───── Records provided

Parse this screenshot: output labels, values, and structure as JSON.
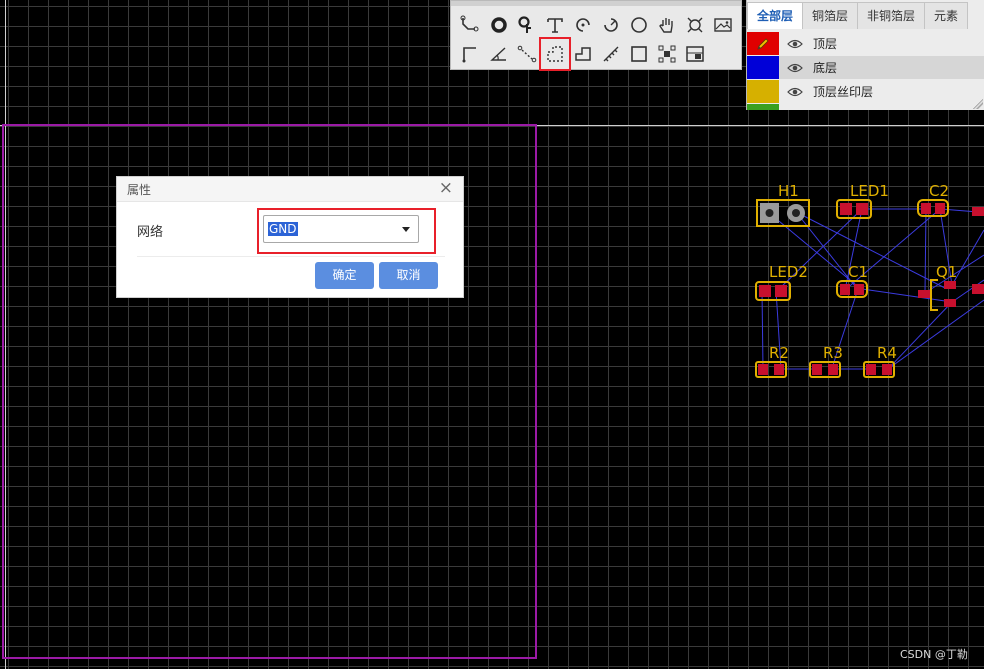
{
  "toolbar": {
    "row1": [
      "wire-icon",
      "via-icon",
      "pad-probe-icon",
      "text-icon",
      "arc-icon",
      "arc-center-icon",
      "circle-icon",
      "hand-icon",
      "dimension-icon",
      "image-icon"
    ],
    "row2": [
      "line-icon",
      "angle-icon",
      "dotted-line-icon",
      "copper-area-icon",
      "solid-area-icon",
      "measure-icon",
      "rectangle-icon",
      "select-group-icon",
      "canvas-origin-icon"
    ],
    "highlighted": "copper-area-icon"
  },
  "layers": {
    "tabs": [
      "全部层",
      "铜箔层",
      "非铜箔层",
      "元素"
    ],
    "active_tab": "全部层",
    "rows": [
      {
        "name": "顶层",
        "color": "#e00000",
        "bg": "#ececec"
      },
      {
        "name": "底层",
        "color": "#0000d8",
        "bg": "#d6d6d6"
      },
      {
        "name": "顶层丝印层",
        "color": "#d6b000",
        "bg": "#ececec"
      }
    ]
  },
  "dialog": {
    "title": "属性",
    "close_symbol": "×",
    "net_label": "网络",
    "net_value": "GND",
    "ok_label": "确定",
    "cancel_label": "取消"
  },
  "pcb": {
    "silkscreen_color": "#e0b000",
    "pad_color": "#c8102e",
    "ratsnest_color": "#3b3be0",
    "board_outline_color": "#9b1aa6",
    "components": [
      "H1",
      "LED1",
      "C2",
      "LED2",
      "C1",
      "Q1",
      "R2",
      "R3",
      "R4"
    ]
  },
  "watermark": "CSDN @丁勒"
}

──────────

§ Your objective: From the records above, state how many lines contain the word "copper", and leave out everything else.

§ The completed task: 2